START Source material

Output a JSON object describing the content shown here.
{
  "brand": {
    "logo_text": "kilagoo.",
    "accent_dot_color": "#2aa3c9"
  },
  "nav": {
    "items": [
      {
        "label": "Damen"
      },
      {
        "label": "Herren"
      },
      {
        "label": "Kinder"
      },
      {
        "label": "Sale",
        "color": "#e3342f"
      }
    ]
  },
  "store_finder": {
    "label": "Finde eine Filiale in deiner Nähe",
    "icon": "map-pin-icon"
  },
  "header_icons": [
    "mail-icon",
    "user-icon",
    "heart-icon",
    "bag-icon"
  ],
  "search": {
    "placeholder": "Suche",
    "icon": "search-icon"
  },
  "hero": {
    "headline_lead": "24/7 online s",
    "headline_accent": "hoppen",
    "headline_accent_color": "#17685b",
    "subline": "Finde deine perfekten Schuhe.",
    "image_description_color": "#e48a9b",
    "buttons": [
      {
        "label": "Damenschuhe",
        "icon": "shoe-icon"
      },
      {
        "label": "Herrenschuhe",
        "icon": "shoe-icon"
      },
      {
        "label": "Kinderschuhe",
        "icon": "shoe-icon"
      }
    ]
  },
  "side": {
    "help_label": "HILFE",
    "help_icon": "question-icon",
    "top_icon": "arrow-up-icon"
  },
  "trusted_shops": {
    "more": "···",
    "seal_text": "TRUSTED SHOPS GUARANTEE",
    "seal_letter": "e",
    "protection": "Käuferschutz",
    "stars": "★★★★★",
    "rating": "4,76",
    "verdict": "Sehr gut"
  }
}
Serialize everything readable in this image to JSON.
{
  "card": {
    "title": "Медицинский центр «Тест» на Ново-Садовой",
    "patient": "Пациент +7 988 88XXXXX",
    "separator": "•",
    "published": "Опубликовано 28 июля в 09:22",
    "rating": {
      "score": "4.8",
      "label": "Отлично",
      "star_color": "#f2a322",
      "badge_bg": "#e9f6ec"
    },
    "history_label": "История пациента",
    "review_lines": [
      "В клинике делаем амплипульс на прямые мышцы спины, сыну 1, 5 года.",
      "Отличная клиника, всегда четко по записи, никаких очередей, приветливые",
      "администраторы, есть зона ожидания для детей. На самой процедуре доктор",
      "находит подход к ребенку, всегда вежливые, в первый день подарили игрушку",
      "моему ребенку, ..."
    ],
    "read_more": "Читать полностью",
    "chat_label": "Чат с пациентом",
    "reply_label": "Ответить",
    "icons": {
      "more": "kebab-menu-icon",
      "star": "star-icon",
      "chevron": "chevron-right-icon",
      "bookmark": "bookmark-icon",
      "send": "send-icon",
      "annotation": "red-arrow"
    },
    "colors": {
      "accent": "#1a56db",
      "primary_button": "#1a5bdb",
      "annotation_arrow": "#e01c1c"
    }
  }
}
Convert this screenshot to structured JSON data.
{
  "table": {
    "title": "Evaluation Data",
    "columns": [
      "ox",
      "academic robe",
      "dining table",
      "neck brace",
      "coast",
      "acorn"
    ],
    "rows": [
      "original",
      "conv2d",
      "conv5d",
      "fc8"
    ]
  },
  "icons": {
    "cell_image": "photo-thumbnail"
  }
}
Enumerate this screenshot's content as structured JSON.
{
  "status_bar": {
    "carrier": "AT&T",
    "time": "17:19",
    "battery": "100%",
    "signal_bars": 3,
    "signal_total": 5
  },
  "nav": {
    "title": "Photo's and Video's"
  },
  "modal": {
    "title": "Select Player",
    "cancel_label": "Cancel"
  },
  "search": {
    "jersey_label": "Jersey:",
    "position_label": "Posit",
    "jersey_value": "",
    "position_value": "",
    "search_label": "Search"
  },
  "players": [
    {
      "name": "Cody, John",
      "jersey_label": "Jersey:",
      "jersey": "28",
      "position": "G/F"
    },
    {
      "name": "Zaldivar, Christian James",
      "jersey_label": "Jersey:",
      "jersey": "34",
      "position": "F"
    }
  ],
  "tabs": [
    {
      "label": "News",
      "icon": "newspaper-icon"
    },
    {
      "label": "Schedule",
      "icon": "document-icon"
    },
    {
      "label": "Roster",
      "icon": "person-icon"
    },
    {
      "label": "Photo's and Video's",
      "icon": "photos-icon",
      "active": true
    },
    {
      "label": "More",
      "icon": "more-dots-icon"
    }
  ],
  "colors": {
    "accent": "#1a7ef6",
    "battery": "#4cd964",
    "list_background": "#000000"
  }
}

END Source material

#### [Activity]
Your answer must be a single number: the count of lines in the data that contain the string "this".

#### [Exercise response]
3